By Melanie Potock, MA, CCC-SLP
Despite being feeding specialists, few SLPs and OTs get training in how to protect children who are at risk for developing food allergies or are currently diagnosed with a food allergy. Here are three tips from the four-hour Masterclass, Food Allergies: Safe Introduction and Management in Feeding Therapy:
- Store allergen-safe toys in a separate, sealed storage cabinet that is clearly labeled just for this purpose. This includes toys that have been washed thoroughly to protect clients from contact with an allergen and would not include items such as Play-Doh™, which contains wheat, or crayons which often contain soy. An optional pile of clean smocks or washable “gowns” stored on the shelf are convenient if there are any concerns about minute traces of allergens being present on the clinician’s scrubs from a previous client.
- Don’t rely on milder hand wipes to clean tables, such as the Wet Ones™ brand. Allergens that may be on a table from a previous client’s session are only removed with thorough cleaning with soap and water or all-purpose cleaning agents that meet state and local food safety regulations and then scrubbing in succession with at least two alcohol wipes if possible. The first alcohol wipe removes the residue, the second picks up any remaining particles to ensure there is no cross-contact with toys, feeding tools or food. However, if the table was not cleaned immediately after the previous client, the residue from the food may require more effort and additional alcohol wipes. Swipe over the surface with pressure for at least 10 seconds with each sequential wipe. Textured surfaces may require scraping and more pressure and time to thoroughly clean the surface.

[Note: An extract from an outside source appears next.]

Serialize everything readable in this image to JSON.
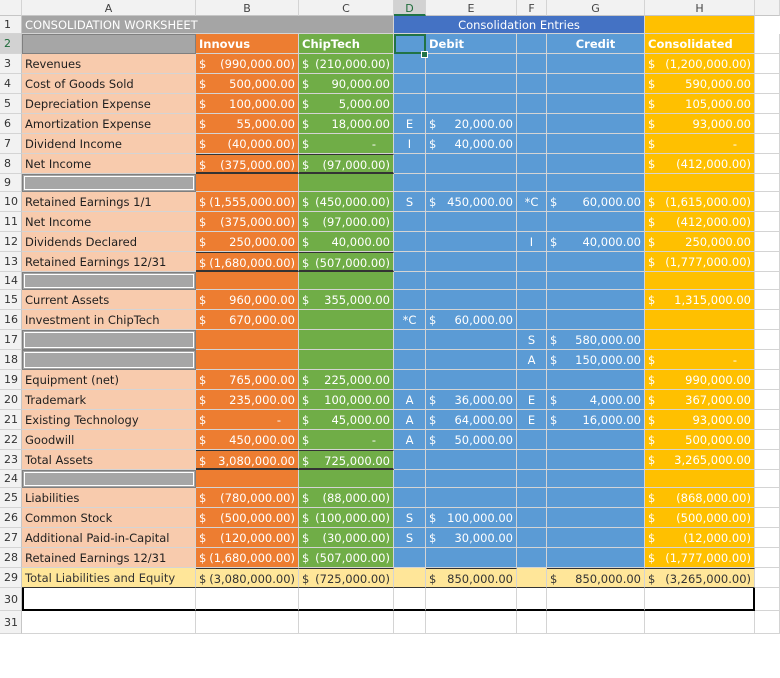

- Before introducing new solid foods or treating a baby with an increased risk for food allergies, get permission from their caregivers to take a photo (front and back) of baby in their diaper. This provides a baseline record for their medical chart should baby begin to show signs of an allergic reaction in one of the future treatment sessions. Babies don’t typically present with difficulty breathing (although it’s possible) and are more likely to present with hives, redness of the skin or vomiting. Even a subtle change in skin color or texture is notable, but may have been caused by a pre-existing heat rash, irritation from contact with scratchy clothes, etc. It’s helpful to have that photo to refer back to – babies have so many variations in skin tone and can appear “blotchy” simply due to changes in skin temperature. The photo also provides a record of any trace of atopic dermatitis, a leading risk factor for developing food allergies in childhood. To be clear, atopic dermatitis may predispose a child to developing a food allergy, but food allergies do not predispose a child to develop atopic dermatitis. Atopic dermatitis may be triggered by food intolerances or food sensitivities, but not by a food allergen. Up to 20% of children will present with atopic dermatitis and the pre-photo in the child’s chart can be an important safety precaution to monitor skin over time.

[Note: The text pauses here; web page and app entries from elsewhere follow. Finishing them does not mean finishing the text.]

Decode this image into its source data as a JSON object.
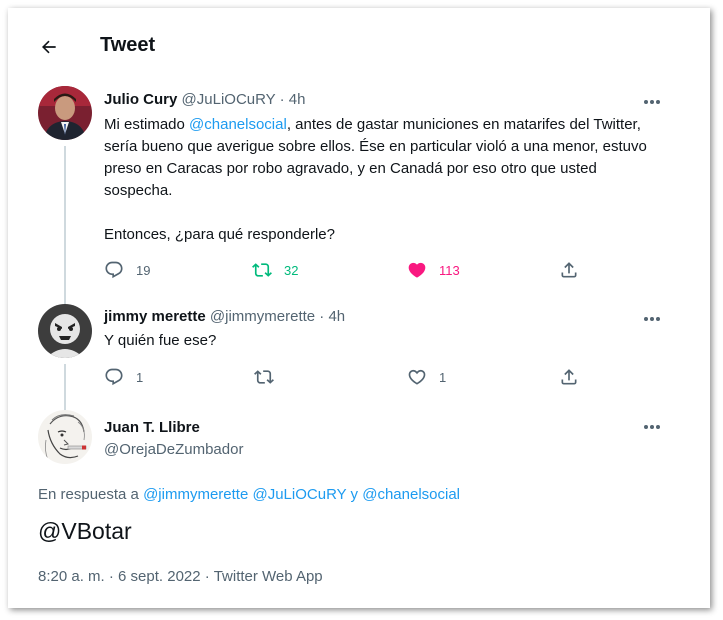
{
  "header": {
    "title": "Tweet"
  },
  "tweets": [
    {
      "display_name": "Julio Cury",
      "handle": "@JuLiOCuRY",
      "separator": "·",
      "time": "4h",
      "text_parts": [
        "Mi estimado ",
        "@chanelsocial",
        ", antes de gastar municiones en matarifes del Twitter, sería bueno que averigue sobre ellos. Ése en particular violó a una menor, estuvo preso en Caracas por robo agravado, y en Canadá por eso otro que usted sospecha.",
        "Entonces, ¿para qué responderle?"
      ],
      "replies": "19",
      "retweets": "32",
      "likes": "113"
    },
    {
      "display_name": "jimmy merette",
      "handle": "@jimmymerette",
      "separator": "·",
      "time": "4h",
      "text": "Y quién fue ese?",
      "replies": "1",
      "retweets": "",
      "likes": "1"
    }
  ],
  "main_tweet": {
    "display_name": "Juan T. Llibre",
    "handle": "@OrejaDeZumbador",
    "reply_prefix": "En respuesta a",
    "reply_to_1": "@jimmymerette",
    "reply_to_2": "@JuLiOCuRY",
    "reply_conj": "y",
    "reply_to_3": "@chanelsocial",
    "text": "@VBotar",
    "time": "8:20 a. m.",
    "date": "6 sept. 2022",
    "source": "Twitter Web App",
    "separator": "·"
  },
  "colors": {
    "accent": "#1d9bf0",
    "retweet_active": "#00ba7c",
    "like_active": "#f91880",
    "secondary_text": "#536471"
  }
}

About the author: Melanie Potock, MA, CCC-SLP teaches 4-Hour Masterclasses on Allergies, Tube Weaning and ARFID. Course locations are listed on her website at MelaniePotock.com. Follow her on Instagram for daily tips!
Binaifer Bedford, Girvin Liggans, Laurie Williams, Lauren Jackson, Allergen Removal and Transfer with Wiping and Cleaning Methods Used in Retail and Food Service Establishments, Journal of Food Protection, Volume 83, Issue 7,2020.

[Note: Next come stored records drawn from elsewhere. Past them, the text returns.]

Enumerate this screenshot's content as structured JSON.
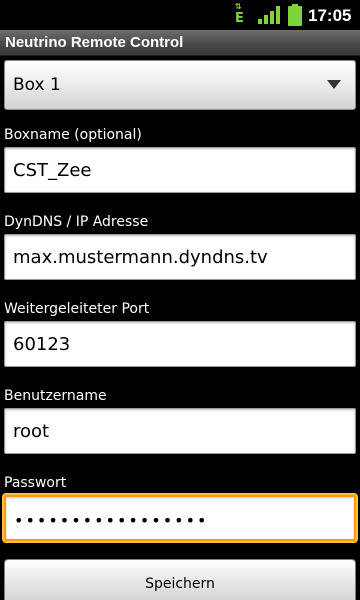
{
  "status_bar": {
    "network_type": "E",
    "network_arrows": "⇅",
    "time": "17:05",
    "icons": [
      "network-edge-icon",
      "signal-icon",
      "battery-icon"
    ],
    "icon_color": "#7fd43a"
  },
  "app": {
    "title": "Neutrino Remote Control"
  },
  "box_spinner": {
    "selected": "Box 1",
    "icon": "chevron-down-icon"
  },
  "form": {
    "boxname": {
      "label": "Boxname (optional)",
      "value": "CST_Zee"
    },
    "host": {
      "label": "DynDNS / IP Adresse",
      "value": "max.mustermann.dyndns.tv"
    },
    "port": {
      "label": "Weitergeleiteter Port",
      "value": "60123"
    },
    "username": {
      "label": "Benutzername",
      "value": "root"
    },
    "password": {
      "label": "Passwort",
      "masked_value": "•••••••••••••••••"
    },
    "focus_color": "#ff9a00"
  },
  "actions": {
    "save_label": "Speichern"
  }
}
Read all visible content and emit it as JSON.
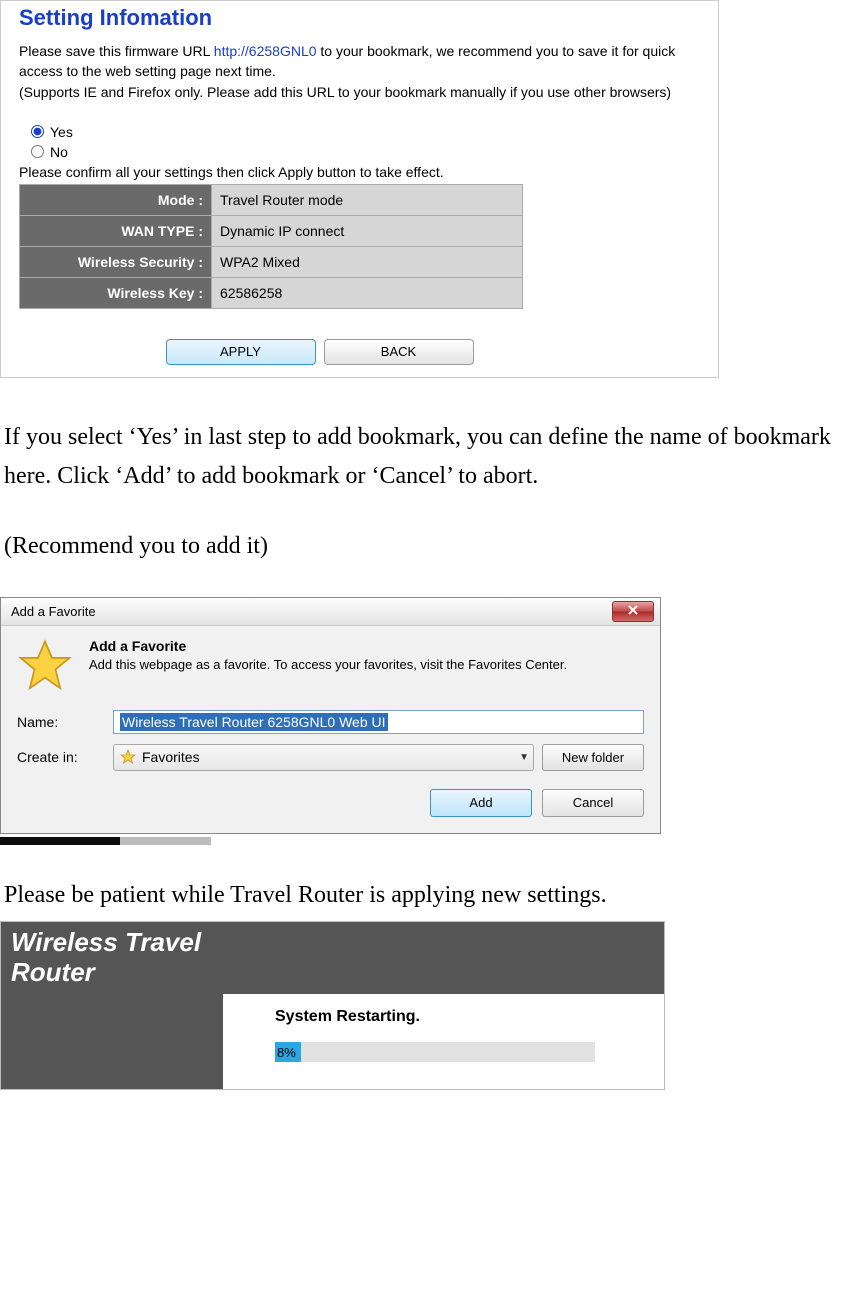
{
  "settings_panel": {
    "heading": "Setting Infomation",
    "desc_before_url": "Please save this firmware URL ",
    "url": "http://6258GNL0",
    "desc_after_url": " to your bookmark, we recommend you to save it for quick access to the web setting page next time.",
    "desc_line2": "(Supports IE and Firefox only. Please add this URL to your bookmark manually if you use other browsers)",
    "radio_yes": "Yes",
    "radio_no": "No",
    "confirm_text": "Please confirm all your settings then click Apply button to take effect.",
    "rows": [
      {
        "label": "Mode :",
        "value": "Travel Router mode"
      },
      {
        "label": "WAN TYPE :",
        "value": "Dynamic IP connect"
      },
      {
        "label": "Wireless Security :",
        "value": "WPA2 Mixed"
      },
      {
        "label": "Wireless Key :",
        "value": "62586258"
      }
    ],
    "apply_label": "APPLY",
    "back_label": "BACK"
  },
  "doc": {
    "p1": "If you select ‘Yes’ in last step to add bookmark, you can define the name of bookmark here. Click ‘Add’ to add bookmark or ‘Cancel’ to abort.",
    "p2": "(Recommend you to add it)",
    "p3": "Please be patient while Travel Router is applying new settings."
  },
  "fav_dialog": {
    "title": "Add a Favorite",
    "heading": "Add a Favorite",
    "subtext": "Add this webpage as a favorite. To access your favorites, visit the Favorites Center.",
    "name_label": "Name:",
    "name_value": "Wireless Travel Router 6258GNL0 Web UI",
    "createin_label": "Create in:",
    "createin_value": "Favorites",
    "newfolder_label": "New folder",
    "add_label": "Add",
    "cancel_label": "Cancel"
  },
  "restart": {
    "header_line1": "Wireless Travel",
    "header_line2": "Router",
    "status_title": "System Restarting.",
    "progress_percent": 8,
    "progress_label": "8%"
  }
}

Papapostolou N, Xepapadaki P, Gregoriou S, Makris M. Atopic Dermatitis and Food Allergy: A Complex Interplay What We Know and What We Would Like to Learn. J Clin Med. 2022 Jul 21;11(14):4232. doi: 10.3390/jcm11144232. PMID: 35887996; PMCID: PMC9317394.
Food Allergies: Safe Introduction &Management in Feeding Therapy- AM
Appetite: How to Foster Hunger & Wean Kids from Tube Feedings-PM
Date: Saturday April 6, 2024 Location: Wakemed Andrews Center
William F Andrews Conference Center 3024 New Bern Ave Raleigh, NC 27619